> _Goal of the exercise_:
Please report every line in the entries that contains the string "CUST".

> _Listed records_:

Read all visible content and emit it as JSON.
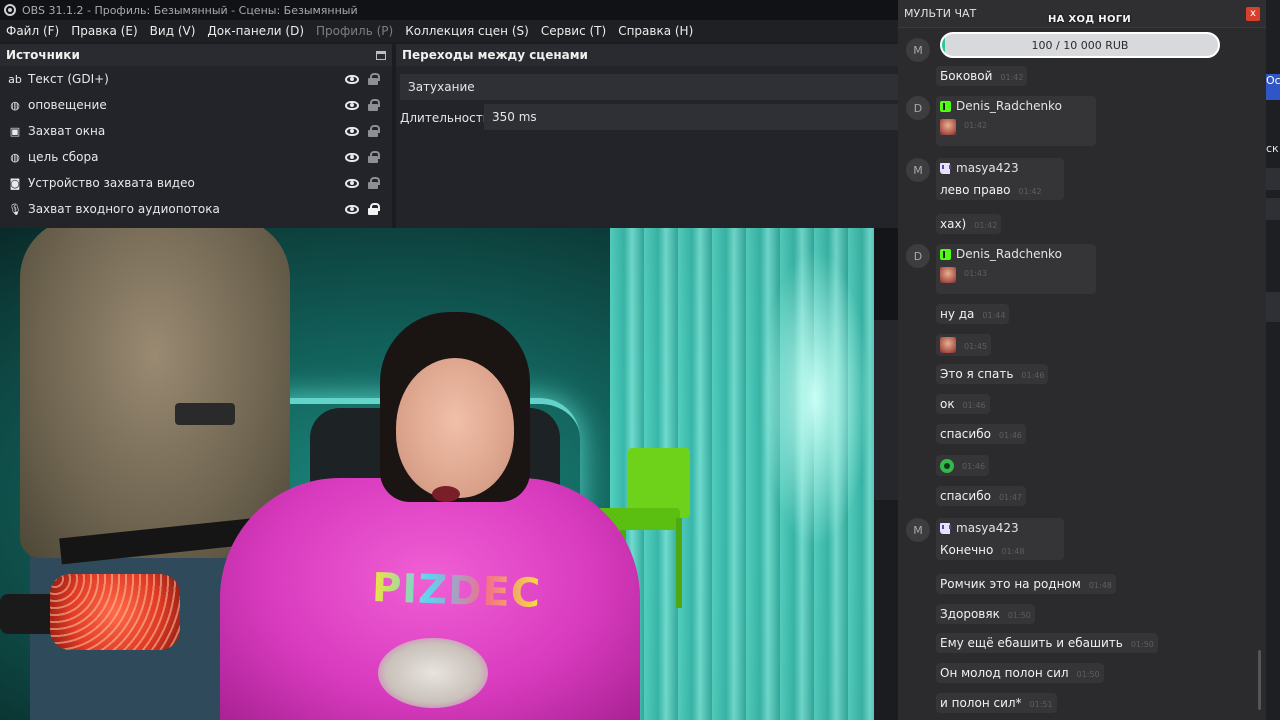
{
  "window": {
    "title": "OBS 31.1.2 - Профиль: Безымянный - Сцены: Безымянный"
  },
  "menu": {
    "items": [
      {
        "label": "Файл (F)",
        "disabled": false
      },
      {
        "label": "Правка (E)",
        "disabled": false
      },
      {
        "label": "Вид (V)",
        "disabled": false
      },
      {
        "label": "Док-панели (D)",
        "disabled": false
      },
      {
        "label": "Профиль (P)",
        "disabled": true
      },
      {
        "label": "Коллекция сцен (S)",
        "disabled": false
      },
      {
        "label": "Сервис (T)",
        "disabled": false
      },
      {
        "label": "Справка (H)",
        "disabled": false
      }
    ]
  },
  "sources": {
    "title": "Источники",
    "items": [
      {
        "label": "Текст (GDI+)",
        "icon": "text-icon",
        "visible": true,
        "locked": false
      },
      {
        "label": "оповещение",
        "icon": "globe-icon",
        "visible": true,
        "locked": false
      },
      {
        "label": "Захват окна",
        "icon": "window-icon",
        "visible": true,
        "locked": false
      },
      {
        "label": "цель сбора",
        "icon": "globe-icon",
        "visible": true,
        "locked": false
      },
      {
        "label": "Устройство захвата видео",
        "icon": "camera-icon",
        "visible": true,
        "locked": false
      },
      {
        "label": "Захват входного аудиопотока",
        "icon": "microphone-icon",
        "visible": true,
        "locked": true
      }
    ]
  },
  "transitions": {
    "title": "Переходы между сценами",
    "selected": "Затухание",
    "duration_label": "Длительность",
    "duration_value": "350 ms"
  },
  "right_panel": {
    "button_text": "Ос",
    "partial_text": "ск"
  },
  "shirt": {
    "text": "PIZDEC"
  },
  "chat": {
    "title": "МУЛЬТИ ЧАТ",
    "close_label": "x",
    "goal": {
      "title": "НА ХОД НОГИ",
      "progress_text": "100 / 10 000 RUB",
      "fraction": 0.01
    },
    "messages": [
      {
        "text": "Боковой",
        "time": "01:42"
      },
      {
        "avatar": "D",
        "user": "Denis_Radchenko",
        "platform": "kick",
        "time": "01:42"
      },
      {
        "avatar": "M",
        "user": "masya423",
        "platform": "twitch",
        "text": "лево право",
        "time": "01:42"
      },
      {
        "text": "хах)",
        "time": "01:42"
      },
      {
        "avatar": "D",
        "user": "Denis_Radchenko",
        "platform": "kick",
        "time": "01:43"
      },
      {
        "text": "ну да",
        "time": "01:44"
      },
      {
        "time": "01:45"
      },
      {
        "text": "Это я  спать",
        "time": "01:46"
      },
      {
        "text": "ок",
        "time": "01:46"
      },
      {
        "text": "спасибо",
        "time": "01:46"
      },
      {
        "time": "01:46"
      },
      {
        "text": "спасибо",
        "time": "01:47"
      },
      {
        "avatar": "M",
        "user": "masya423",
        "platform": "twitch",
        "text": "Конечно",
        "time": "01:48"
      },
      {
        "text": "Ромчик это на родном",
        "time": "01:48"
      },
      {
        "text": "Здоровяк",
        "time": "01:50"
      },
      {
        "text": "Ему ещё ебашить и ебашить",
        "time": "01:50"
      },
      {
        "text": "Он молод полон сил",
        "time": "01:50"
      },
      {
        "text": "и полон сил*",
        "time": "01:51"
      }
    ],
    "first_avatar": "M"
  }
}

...

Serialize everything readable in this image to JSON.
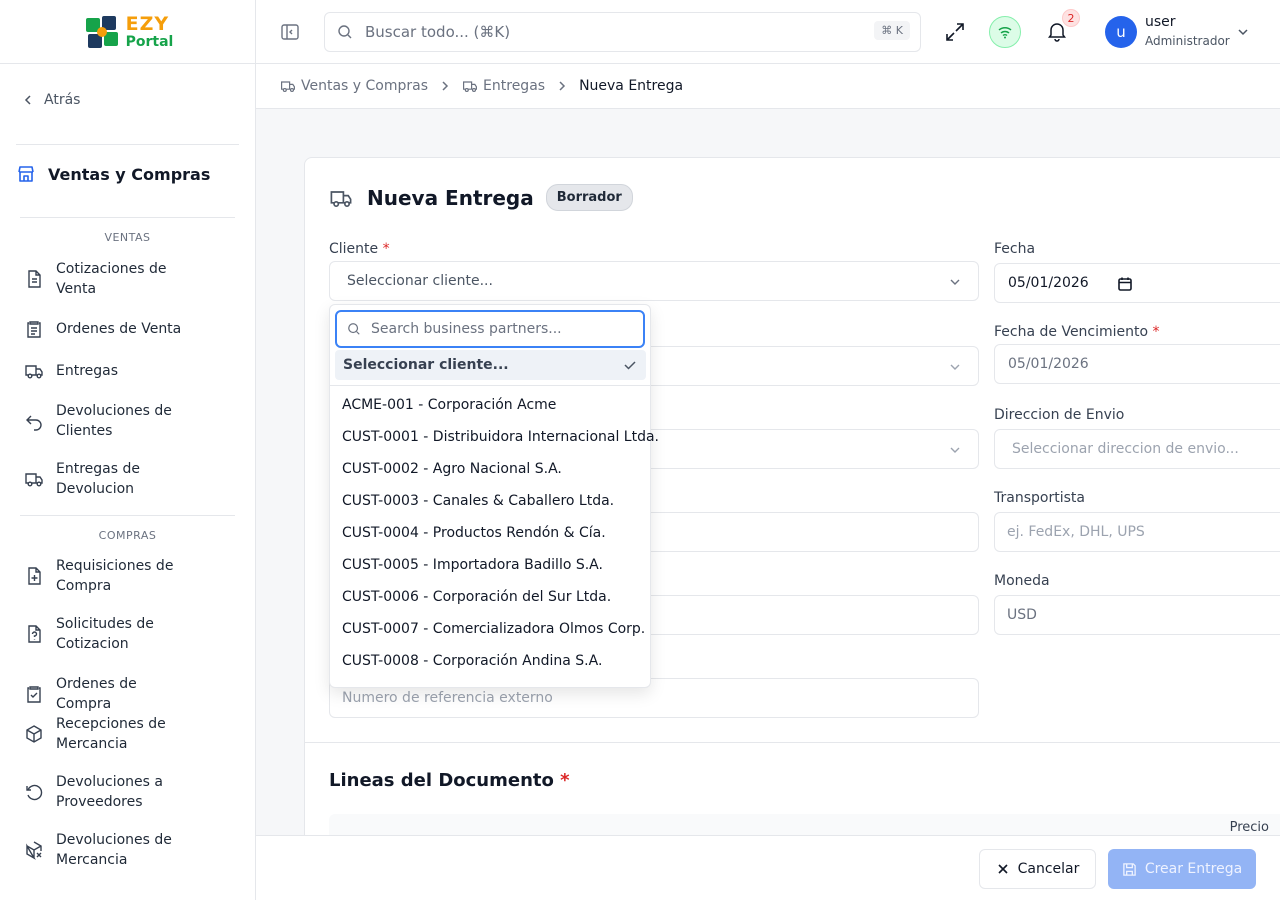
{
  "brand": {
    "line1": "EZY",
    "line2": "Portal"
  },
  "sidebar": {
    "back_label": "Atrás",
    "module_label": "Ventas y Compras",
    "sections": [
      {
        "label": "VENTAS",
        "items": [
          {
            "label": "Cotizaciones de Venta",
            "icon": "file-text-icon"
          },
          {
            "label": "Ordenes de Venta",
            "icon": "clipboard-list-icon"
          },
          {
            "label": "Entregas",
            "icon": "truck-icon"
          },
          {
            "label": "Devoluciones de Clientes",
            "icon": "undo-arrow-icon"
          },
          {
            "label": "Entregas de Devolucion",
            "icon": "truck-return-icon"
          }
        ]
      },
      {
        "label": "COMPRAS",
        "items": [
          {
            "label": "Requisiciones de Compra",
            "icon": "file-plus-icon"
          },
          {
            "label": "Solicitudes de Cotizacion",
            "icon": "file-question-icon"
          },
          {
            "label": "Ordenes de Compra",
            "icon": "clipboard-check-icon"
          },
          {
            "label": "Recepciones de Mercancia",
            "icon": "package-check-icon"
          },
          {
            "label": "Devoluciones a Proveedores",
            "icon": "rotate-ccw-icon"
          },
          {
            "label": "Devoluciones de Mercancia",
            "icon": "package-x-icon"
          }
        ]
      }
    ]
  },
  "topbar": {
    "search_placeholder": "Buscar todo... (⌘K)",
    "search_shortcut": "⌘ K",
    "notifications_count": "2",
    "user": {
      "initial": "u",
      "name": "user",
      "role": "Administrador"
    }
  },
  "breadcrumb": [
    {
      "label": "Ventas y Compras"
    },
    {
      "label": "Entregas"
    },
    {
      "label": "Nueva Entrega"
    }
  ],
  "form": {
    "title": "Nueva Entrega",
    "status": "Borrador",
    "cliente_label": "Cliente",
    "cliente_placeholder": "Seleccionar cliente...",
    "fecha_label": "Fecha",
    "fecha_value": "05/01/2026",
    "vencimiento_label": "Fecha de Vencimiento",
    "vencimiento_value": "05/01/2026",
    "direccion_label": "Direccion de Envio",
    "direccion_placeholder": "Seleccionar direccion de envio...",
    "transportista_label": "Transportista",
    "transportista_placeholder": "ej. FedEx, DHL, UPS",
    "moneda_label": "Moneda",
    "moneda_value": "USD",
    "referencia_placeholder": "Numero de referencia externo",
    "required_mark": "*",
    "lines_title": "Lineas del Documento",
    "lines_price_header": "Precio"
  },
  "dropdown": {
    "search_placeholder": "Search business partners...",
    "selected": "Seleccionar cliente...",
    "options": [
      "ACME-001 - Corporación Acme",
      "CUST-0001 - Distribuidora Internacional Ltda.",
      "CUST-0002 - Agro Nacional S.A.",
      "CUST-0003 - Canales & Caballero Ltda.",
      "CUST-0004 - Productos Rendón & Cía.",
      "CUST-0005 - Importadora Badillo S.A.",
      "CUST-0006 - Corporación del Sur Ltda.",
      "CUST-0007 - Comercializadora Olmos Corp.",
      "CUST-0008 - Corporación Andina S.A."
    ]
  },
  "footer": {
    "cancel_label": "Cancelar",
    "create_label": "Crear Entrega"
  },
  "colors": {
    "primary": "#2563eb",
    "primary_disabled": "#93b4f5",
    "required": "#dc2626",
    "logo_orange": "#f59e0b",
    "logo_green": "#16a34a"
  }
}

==

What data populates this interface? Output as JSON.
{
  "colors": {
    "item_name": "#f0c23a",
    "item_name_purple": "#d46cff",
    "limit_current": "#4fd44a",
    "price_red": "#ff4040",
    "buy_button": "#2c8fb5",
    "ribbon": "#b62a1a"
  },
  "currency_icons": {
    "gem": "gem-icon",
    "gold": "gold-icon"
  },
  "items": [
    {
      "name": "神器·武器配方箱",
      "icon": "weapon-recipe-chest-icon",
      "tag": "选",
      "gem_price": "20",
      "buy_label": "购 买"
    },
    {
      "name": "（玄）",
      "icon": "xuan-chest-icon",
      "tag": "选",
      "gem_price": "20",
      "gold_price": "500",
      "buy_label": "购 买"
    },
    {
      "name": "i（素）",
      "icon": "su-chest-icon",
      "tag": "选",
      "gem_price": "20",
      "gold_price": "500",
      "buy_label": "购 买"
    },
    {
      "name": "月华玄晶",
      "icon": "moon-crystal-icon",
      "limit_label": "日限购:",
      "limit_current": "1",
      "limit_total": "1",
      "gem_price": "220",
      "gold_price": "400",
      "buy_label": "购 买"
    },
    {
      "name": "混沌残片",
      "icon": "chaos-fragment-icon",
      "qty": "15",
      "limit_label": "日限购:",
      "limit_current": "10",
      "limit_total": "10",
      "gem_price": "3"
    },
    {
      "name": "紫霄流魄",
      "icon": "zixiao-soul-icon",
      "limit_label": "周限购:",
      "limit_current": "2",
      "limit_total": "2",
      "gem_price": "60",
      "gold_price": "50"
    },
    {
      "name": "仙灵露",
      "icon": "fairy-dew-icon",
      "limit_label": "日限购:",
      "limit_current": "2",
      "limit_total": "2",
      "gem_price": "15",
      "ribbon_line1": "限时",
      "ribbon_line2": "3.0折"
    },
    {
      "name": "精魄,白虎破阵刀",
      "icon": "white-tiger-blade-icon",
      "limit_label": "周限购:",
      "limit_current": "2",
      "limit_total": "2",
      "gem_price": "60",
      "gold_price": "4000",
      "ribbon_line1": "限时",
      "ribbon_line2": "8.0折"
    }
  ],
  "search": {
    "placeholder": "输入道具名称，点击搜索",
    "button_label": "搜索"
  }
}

> _Response box_:
      "CUST-0001 - Distribuidora Internacional Ltda.",
      "CUST-0002 - Agro Nacional S.A.",
      "CUST-0003 - Canales & Caballero Ltda.",
      "CUST-0004 - Productos Rendón & Cía.",
      "CUST-0005 - Importadora Badillo S.A.",
      "CUST-0006 - Corporación del Sur Ltda.",
      "CUST-0007 - Comercializadora Olmos Corp.",
      "CUST-0008 - Corporación Andina S.A."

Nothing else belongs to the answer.